At four o’clock that afternoon, with her husband on the plane to New Mexico, Roxanne pulled her car into the garage and entered the house. She lumbered into the master bedroom and nearly fainted when she came face-to-face with a man wearing gloves and holding a black leather belt. He rose from the edge of the bed and said, “Your husband wants you dead.” In a calm voice he asked the terrified woman not to worry. He had changed his mind, he said, and instead of killing her, was there to warn her. She was free to call the police. Roxanne, moving as fast as she could, ran out of the house. Her neighbor had to alert the authorities. The 911 operator who took the call heard a woman sobbing in the background.
Officers from the Allen Police Department found the intruder, Jeffrey Boden Thompson, waiting for them at the Sterling house. He turned over the belt he said Albert had given him to use on Roxanne. Following the strangulation, Thompson had instructions to haul the corpse, in the victim’s car, to a predetermined site in Dallas. After dumping the body, Thompson was to abandon the vehicle at another spot in the city. Albert had designed this plan to fool the police into thinking Roxanne had been carjacked and murdered in Dallas. For his efforts, Thompson would have earned $2,500.
Thompson’s willingness to cooperate with the police resulted in the Collin County prosecutor’s decision not to press charges against him.
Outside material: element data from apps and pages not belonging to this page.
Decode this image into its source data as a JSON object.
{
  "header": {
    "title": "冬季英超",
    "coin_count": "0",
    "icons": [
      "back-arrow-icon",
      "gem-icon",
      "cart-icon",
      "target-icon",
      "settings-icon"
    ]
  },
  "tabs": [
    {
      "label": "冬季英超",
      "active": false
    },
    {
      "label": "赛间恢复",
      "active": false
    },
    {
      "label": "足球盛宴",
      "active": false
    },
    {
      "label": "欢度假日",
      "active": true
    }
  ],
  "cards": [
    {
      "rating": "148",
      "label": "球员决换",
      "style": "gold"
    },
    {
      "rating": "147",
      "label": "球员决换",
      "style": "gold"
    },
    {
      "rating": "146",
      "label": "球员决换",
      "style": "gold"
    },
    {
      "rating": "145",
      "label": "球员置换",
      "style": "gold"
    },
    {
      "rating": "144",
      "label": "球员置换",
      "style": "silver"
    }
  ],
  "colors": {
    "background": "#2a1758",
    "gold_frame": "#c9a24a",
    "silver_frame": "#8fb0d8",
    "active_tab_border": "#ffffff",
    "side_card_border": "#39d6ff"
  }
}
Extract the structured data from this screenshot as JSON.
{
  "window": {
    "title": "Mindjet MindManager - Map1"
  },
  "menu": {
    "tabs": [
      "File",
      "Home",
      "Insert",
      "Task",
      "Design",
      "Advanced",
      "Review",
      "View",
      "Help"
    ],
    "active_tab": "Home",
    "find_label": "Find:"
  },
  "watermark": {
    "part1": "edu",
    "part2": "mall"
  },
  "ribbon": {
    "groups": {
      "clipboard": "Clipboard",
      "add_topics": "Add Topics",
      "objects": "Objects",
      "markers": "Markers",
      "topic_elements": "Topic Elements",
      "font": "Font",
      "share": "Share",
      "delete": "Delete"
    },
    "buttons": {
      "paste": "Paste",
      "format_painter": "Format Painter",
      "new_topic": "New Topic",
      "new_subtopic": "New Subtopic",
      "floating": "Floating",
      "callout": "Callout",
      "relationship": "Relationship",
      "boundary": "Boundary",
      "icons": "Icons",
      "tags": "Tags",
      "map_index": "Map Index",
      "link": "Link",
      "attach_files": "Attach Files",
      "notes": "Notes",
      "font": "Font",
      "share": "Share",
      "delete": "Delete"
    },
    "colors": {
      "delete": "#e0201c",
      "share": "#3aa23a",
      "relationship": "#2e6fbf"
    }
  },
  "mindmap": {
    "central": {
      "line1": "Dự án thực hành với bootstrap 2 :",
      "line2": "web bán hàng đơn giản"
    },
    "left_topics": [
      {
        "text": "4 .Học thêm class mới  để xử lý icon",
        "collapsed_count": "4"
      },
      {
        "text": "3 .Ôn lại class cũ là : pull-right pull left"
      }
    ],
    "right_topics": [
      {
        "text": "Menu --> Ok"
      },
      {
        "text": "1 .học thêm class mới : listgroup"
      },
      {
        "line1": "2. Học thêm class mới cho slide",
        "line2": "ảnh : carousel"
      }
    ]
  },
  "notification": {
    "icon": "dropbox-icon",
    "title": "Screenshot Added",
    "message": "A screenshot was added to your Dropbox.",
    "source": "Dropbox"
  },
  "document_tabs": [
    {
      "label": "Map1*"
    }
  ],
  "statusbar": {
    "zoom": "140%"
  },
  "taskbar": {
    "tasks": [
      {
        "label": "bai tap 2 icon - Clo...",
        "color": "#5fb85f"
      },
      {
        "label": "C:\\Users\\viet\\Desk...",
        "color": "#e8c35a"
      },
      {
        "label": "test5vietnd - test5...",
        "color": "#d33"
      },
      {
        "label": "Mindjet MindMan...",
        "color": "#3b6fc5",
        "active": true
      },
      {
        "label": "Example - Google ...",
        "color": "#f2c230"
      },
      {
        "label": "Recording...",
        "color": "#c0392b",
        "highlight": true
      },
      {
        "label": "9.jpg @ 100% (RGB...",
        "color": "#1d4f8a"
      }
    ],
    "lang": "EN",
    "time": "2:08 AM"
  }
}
To show his willingness to help, Thompson played detectives a message Albert Sterling had left on his cell phone shortly before flying to New Mexico. “The chicken has flown the coop,” Albert said, referring to his wife’s leaving the house. “She will be there in an hour. Just have patience.” With detectives listening in, Thompson called Sterling in New Mexico with the message he had been told to leave upon completion of the hit: “The chariot (victim’s car) is in southern Dallas and the trash (the body) is in west Dallas.”
The next day, in Alamogordo, police arrested Sterling on the Texas charges of soliciting the murder of his wife and unborn child. They put Albert in the Otero County Jail where he’d await extradition to Texas. Through his attorney, Sterling denied having arranged his wife’s murder, stating she had interrupted a house burglar in the act.
Albert Sterling’s family, friends, and neighbors were shocked that he had been accused of murder-for-hire. From all appearances he was happily married and looking forward to the birth of the baby. People who knew him refused to believe that a well-educated man with a good job would hire someone to murder his pregnant wife. He not only possessed a good job in the computer industry, the thirty-eight-year-old worked as a trainer/instructor at a 24-hour fitness club in Dallas. There were rumors of a girlfriend, one of his boxing students in his other business, Al’s Punch Time. Still, no one believed he would go to such lengths for another woman.
On December 7, 2006, Albert Sterling was brought back to Texas and placed in the Collin County Jail under $500,000 bond. Two weeks later a Collin County grand jury indicted him on two counts of murder solicitation, one pertaining to his wife and the other for the fetus. Late in January 2007 he was released on bail on the conditions of wearing an electric monitoring device and reporting once a week to the court bailiff. He had also had to relinquish his passport.